Consider how many hours you're working as a groomer and then how many hours you're working in your office, in your marketing, you know, booking appointments, whatever it is. That's also why, guys, I suggest office hours and they should be short, they should be extraordinarily short or get rid of them at all. You know, Tiffany and I have been working on her business where she will either rebook you right after your appointment,
otherwise you have to book online. She will not book you over the phone, she will not book you any of those ways. And we actually did in group mentoring, we worked on a script for her to be able to explain that to clients and it really helped her. You know, Brianna, who has an incredible talent, we can get her to have to work three to four days a week doing three to four dogs a day and make a livable wage.
She doesn't need to work five days a week grooming five or six dogs. And even then that, that sounds like, oh, it's not a lot of dogs, but it depends on the level of what you're doing. I said the market will bear whatever the market will bear. And I wanna just point out one thing to you guys. If I groom 10 Shih tzus at $50,
if half my clienteles leave and I charge a hundred dollars, I will make the same amount of money, right? So guys, here is, here's the math, 10 shihtzu times 50 bucks, 500 bucks. Now 10 shihtzu times.

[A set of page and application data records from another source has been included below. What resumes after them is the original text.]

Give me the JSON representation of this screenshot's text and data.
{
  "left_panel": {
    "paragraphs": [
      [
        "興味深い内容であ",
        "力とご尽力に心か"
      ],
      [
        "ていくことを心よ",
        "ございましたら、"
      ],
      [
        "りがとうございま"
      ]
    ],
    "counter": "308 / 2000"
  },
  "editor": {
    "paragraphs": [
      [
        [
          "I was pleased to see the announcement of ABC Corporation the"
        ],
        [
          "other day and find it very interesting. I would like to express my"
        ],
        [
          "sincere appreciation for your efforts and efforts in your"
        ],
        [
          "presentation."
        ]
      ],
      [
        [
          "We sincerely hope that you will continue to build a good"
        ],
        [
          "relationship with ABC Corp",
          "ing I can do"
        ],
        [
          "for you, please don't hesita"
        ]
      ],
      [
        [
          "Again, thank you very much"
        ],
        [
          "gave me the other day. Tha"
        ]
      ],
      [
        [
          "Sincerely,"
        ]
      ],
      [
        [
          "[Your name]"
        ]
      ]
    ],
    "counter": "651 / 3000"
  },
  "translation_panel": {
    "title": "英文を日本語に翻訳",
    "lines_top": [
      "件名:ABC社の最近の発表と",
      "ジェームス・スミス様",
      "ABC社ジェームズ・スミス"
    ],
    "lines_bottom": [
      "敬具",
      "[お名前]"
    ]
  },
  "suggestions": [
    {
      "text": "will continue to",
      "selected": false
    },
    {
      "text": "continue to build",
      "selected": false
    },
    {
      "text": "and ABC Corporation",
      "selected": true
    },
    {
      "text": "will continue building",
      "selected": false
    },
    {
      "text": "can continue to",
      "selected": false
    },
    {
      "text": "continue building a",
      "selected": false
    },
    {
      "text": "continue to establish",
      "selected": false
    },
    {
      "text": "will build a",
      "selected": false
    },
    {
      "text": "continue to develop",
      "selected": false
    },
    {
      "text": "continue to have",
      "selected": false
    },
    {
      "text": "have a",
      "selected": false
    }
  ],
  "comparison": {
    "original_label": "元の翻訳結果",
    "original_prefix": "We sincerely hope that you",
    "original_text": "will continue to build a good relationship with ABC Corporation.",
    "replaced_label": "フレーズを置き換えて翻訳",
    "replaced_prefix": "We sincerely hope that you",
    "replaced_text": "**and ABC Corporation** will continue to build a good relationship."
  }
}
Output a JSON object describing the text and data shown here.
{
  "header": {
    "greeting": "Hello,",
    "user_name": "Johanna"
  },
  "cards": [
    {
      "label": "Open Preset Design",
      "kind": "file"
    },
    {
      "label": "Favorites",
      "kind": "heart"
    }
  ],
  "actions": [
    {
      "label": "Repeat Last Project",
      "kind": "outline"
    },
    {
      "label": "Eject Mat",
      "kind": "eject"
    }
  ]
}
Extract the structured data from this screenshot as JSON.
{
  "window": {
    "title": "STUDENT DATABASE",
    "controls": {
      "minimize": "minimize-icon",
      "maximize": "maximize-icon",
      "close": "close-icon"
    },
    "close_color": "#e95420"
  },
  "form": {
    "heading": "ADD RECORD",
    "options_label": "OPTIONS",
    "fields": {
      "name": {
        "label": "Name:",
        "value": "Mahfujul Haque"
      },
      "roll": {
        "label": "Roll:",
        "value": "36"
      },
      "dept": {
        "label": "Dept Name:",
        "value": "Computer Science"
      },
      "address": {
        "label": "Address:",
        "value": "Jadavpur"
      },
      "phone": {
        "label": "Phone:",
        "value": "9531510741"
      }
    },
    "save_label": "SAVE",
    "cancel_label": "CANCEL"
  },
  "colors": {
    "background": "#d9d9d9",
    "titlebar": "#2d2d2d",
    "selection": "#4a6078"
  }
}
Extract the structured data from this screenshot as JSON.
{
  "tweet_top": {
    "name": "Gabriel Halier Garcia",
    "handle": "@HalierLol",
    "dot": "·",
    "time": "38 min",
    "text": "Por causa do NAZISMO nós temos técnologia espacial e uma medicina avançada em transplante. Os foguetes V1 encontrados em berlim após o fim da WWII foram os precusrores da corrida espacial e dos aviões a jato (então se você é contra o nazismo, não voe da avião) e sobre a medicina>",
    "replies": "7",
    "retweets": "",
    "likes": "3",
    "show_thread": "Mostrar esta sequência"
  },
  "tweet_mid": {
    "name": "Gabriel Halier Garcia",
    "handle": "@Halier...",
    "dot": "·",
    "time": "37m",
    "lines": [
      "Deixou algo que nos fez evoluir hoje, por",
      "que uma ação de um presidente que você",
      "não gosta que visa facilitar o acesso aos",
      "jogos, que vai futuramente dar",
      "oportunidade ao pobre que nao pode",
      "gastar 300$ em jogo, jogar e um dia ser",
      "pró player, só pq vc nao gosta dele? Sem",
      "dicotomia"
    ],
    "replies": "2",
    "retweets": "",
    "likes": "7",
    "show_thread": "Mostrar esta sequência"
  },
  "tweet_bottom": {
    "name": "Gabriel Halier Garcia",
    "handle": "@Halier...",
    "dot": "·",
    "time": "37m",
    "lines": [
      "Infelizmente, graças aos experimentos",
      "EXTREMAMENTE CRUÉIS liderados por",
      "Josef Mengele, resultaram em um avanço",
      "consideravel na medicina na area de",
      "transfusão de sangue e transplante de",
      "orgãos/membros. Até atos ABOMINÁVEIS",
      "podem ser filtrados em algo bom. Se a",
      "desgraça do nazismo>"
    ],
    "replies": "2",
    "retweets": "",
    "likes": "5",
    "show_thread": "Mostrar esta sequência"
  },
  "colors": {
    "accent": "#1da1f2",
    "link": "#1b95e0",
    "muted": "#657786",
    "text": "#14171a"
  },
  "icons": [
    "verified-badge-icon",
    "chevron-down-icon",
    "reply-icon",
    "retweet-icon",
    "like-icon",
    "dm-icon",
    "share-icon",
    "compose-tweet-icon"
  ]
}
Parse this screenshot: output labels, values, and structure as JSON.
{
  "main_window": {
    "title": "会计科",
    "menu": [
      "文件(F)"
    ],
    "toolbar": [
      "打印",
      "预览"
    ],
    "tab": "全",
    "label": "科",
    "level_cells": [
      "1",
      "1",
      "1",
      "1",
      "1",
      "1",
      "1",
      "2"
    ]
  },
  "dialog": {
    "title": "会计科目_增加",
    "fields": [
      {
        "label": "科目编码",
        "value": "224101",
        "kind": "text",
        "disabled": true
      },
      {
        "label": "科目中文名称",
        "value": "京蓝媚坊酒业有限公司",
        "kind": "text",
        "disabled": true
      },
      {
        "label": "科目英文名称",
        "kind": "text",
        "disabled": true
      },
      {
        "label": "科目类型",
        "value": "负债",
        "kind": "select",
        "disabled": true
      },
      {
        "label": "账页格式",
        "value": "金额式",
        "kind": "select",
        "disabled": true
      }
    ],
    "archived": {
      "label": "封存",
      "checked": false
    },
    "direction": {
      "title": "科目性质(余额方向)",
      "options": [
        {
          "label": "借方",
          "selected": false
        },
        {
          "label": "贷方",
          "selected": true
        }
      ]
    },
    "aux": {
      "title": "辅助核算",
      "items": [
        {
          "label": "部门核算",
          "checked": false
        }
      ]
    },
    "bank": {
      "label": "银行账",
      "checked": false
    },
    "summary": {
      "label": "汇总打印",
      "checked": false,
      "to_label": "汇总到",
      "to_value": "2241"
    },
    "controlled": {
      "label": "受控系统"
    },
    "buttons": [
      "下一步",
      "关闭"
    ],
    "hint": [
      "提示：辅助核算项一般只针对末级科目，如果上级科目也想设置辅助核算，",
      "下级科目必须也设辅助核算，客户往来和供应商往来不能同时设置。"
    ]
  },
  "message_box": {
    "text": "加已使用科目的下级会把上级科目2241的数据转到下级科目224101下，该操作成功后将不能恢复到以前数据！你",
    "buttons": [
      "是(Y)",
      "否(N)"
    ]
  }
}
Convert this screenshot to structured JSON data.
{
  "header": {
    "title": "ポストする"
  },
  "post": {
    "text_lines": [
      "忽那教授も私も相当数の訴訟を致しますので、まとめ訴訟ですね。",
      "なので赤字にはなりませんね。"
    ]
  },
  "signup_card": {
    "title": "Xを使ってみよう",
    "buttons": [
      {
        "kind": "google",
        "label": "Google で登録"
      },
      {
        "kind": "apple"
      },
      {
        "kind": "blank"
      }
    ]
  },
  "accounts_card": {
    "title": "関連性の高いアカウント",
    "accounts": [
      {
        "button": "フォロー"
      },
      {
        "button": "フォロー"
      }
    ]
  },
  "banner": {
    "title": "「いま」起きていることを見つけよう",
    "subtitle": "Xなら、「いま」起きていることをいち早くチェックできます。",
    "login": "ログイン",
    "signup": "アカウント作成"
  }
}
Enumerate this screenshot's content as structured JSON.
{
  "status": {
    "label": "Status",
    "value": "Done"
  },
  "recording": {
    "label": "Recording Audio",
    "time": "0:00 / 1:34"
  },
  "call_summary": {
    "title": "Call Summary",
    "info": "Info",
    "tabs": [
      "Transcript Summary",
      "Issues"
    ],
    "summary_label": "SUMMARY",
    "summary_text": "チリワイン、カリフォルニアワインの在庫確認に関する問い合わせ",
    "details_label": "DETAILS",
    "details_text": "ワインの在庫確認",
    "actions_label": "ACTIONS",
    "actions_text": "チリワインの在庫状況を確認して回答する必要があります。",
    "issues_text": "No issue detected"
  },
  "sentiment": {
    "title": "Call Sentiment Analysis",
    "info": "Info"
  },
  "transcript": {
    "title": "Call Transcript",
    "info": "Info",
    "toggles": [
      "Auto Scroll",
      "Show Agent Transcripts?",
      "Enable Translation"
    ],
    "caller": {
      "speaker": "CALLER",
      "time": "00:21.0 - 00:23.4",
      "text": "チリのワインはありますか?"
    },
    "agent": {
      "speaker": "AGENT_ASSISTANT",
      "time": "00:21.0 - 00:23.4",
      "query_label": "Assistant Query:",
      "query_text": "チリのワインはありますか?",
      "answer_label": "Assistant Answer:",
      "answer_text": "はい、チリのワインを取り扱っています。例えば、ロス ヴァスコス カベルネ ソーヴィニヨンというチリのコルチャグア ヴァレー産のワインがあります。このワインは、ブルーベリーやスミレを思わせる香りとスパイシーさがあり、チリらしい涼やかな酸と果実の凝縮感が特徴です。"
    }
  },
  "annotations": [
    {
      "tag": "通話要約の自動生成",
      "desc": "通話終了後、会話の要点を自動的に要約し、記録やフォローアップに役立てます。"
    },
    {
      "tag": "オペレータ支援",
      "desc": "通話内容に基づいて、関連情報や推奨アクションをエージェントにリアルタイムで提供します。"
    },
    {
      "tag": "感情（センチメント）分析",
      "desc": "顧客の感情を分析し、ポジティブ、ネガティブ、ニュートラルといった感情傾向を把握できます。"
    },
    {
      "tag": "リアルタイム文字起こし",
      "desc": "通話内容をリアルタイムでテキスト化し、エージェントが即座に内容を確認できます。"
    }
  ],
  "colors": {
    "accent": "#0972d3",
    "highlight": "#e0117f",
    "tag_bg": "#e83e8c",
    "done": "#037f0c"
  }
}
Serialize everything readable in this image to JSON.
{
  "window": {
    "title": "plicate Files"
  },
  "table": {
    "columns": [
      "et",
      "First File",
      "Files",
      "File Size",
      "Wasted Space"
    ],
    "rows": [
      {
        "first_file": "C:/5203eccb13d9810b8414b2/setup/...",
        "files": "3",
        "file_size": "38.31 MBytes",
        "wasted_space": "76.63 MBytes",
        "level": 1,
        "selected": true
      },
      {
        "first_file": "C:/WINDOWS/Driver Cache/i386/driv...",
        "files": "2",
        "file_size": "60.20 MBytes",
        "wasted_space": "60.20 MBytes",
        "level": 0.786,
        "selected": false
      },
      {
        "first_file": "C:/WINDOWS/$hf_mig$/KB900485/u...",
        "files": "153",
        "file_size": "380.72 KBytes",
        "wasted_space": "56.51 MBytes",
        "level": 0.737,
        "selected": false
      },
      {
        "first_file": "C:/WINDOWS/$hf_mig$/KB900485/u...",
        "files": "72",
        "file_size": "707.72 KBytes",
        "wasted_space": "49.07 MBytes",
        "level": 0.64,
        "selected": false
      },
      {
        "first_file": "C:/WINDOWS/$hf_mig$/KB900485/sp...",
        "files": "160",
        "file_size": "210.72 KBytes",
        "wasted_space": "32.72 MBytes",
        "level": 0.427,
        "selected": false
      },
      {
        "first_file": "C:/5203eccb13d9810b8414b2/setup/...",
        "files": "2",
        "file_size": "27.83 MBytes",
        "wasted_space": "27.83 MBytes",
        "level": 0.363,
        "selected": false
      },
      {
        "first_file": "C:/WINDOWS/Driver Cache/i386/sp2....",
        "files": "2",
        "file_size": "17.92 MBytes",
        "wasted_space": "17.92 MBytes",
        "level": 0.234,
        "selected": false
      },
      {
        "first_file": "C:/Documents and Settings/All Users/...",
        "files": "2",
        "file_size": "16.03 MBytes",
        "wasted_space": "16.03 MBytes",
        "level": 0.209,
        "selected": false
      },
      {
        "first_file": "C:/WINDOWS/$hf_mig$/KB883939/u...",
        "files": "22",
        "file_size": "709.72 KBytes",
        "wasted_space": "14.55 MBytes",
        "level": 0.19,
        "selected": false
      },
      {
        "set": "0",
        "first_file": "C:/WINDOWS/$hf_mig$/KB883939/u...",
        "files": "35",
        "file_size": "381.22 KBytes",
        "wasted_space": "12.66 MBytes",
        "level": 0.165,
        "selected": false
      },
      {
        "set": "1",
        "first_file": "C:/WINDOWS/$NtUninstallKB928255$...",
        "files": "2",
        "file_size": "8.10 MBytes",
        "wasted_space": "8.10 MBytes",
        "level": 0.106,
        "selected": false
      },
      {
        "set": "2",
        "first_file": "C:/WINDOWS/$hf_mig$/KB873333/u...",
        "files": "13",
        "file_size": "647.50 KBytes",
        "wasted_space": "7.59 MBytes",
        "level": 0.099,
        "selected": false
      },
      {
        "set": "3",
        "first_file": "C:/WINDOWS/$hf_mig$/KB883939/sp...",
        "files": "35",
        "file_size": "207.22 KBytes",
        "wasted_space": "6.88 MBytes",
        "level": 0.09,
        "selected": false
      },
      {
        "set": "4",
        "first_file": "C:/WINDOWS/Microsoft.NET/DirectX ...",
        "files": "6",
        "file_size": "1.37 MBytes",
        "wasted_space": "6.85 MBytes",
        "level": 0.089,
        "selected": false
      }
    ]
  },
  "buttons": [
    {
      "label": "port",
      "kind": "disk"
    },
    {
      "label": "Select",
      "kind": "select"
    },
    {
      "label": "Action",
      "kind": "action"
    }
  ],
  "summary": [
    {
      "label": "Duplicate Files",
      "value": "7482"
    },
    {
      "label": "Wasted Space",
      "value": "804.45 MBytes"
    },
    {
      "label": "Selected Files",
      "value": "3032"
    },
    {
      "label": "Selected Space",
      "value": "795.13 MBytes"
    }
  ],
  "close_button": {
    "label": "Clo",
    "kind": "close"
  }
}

Whoop, I'm sorry, five shih tzus times a hundred bucks says guess what? 500 bucks. So if you charge double and you lost half your clientele,
you'd be fine. You'd be fine. And think about the work life balance. So that is all about work life balance. And it is, guys, it's so important. You charge enough so you can build this life you want and then you can help other people and you know, whatever that is. And we talk about in the group, we talk about Tabitha teach and test Thrive.
Do you wanna travel and just be a good parent? Or do you wanna like be a good wife or husband? Whatever it is, you know? Or maybe you wanna teach people a skillset. You know, my goal is to be able to have a community where we're teaching and we're changing our industry.